Stefano FioresiStefano Fioresi was born in Modena on 28 July 1965.
He attended the Venturi Artistic High School in Modena and qualified in 1983 as a commercial artist.
His artistic sensitivity, his uncommon technical gifts that became apparent at an early age and his great versatile powers of expression and execution enabled him to gain different types of artistic and professional experience, also at the international level. In 1984 he decorated part of the Palais de la Culture in Algiers. He subsequently made decorations on glass for large-scale interiors, which was an experience that gave him the technical skill required to take on major commissions. A few years later he depicted scenes from the great motor racing competitions on glass panels for the headquarters of the Modena branch of the automobile Club Italia. Since 1989 he has been pursuing successful career in the advertising industry.nAt the same time he has been active in the field of graphic art. His favourite themes have always been connected with his passion for cars. One particularly important piece of work from this period is a series of panels for the headquarters of Ferrari in Maranello that provides a comprehensive view of the buildings that make up the headquarters of the manufacturer of the car with the black horse logo (1990). From the end of the nineties his creative work took a new turn in the direction of an artistic search for new techniques and themes. By using his experience in the advertising industry and by carefully rereading the elements of pop art of the seventies and eighties the artist has been able to develop a style that reinterprets the syntactic and visual elements of mass communication to activate a creative approach to artistic expression in the direction of New Italian Pop Art.

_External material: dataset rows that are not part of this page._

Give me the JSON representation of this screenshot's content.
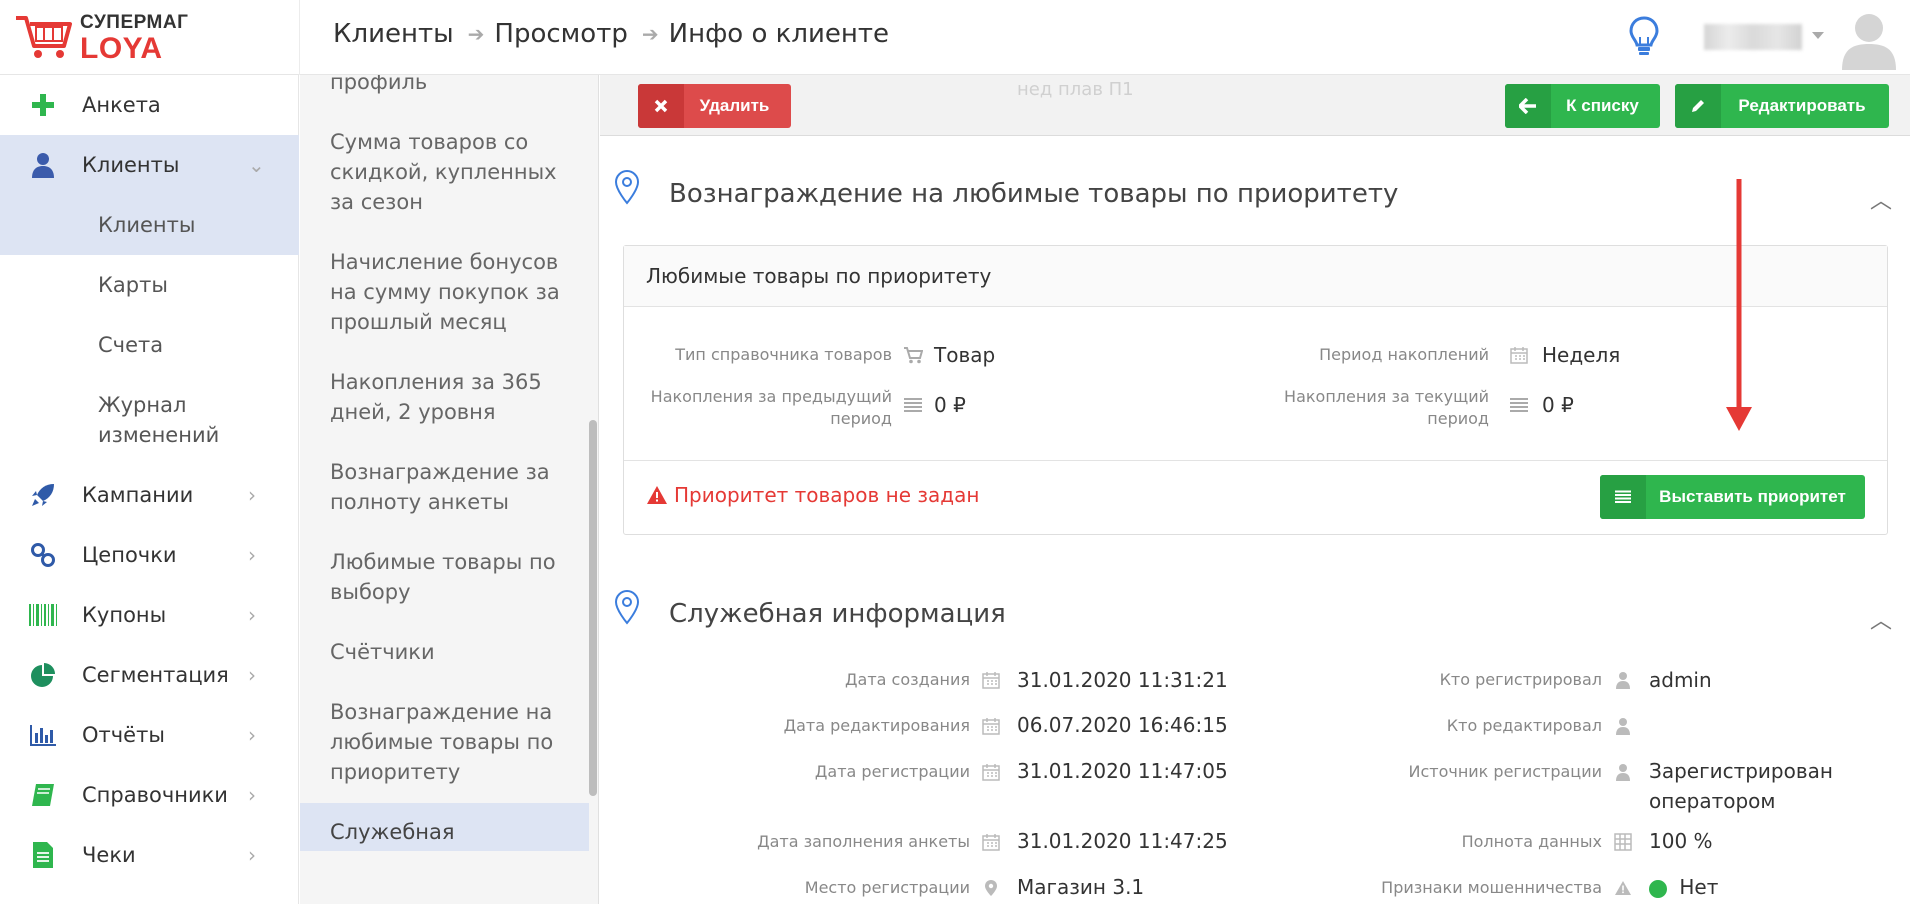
{
  "brand": {
    "top": "СУПЕРМАГ",
    "bottom": "LOYA"
  },
  "breadcrumb": [
    "Клиенты",
    "Просмотр",
    "Инфо о клиенте"
  ],
  "sidebar": {
    "items": [
      {
        "label": "Анкета",
        "icon": "plus-icon"
      },
      {
        "label": "Клиенты",
        "icon": "user-icon"
      },
      {
        "label": "Кампании",
        "icon": "rocket-icon"
      },
      {
        "label": "Цепочки",
        "icon": "chain-icon"
      },
      {
        "label": "Купоны",
        "icon": "barcode-icon"
      },
      {
        "label": "Сегментация",
        "icon": "pie-chart-icon"
      },
      {
        "label": "Отчёты",
        "icon": "bar-chart-icon"
      },
      {
        "label": "Справочники",
        "icon": "book-icon"
      },
      {
        "label": "Чеки",
        "icon": "receipt-icon"
      }
    ],
    "sub": [
      "Клиенты",
      "Карты",
      "Счета",
      "Журнал изменений"
    ]
  },
  "secnav": [
    "профиль",
    "Сумма товаров со скидкой, купленных за сезон",
    "Начисление бонусов на сумму покупок за прошлый месяц",
    "Накопления за 365 дней, 2 уровня",
    "Вознаграждение за полноту анкеты",
    "Любимые товары по выбору",
    "Счётчики",
    "Вознаграждение на любимые товары по приоритету",
    "Служебная"
  ],
  "actions": {
    "delete": "Удалить",
    "to_list": "К списку",
    "edit": "Редактировать",
    "ghost": "нед плав П1"
  },
  "section1": {
    "title": "Вознаграждение на любимые товары по приоритету",
    "panel_title": "Любимые товары по приоритету",
    "fields": {
      "ref_type_label": "Тип справочника товаров",
      "ref_type_value": "Товар",
      "period_label": "Период накоплений",
      "period_value": "Неделя",
      "prev_label": "Накопления за предыдущий период",
      "prev_value": "0 ₽",
      "cur_label": "Накопления за текущий период",
      "cur_value": "0 ₽"
    },
    "warning": "Приоритет товаров не задан",
    "set_priority": "Выставить приоритет"
  },
  "section2": {
    "title": "Служебная информация",
    "created_label": "Дата создания",
    "created_value": "31.01.2020 11:31:21",
    "edited_label": "Дата редактирования",
    "edited_value": "06.07.2020 16:46:15",
    "registered_label": "Дата регистрации",
    "registered_value": "31.01.2020 11:47:05",
    "filled_label": "Дата заполнения анкеты",
    "filled_value": "31.01.2020 11:47:25",
    "place_label": "Место регистрации",
    "place_value": "Магазин 3.1",
    "who_reg_label": "Кто регистрировал",
    "who_reg_value": "admin",
    "who_edit_label": "Кто редактировал",
    "who_edit_value": "",
    "source_label": "Источник регистрации",
    "source_value": "Зарегистрирован оператором",
    "completeness_label": "Полнота данных",
    "completeness_value": "100 %",
    "fraud_label": "Признаки мошенничества",
    "fraud_value": "Нет"
  },
  "colors": {
    "accent_green": "#2fb64e",
    "accent_red": "#dd4b4b",
    "active_bg": "#dde4f3",
    "warn_red": "#e53935"
  }
}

The installation of Stefano Fioresi’s “Passion and Glory” realized for OPEN2OO6 is a clever example of image marketing. In his purest pop style, the artist from Modena chooses from the mass information circuits an icon that has been topical for at least two thousand years: the icon of Christ, scorned and abandoned by his Father. This is a symbol full of meaning for the whole of contemporary society: Christian, non-Christian and lay. We live in times when, once again, religions are dividing peoples and laying more stress on separating than on uniting them, thus going against the basis of every faith. The charismatic face of Christ who, in death, epitomizes the condition of every human being who has ever trod this earth, sums up all the fears, uncertainties and fragility of people. Fioresi takes his suffering gaze and transposes it onto the faces of six cubes, stacked one on top of the other to form a kind of modern pyramid four metres high.  Jesus raises his eyes while the nails pierce his hands. The obsessive reiteration of the scene repeats the theme of the work of art, there is no glory without pain. And the warning of that white face that seems to conquer space with a struggle reminds the man in the street of Heidegger’s invitation “to go back out into the open, as the ancients did, if we want to find the divine”. But our eyes, filled with technological images, have lost Erasmus’s craving for faith. To return to the heavens we will have to build a tower far higher than the Tower of Babel, and maybe even try to get there on foot.

Anna Caterina Bellati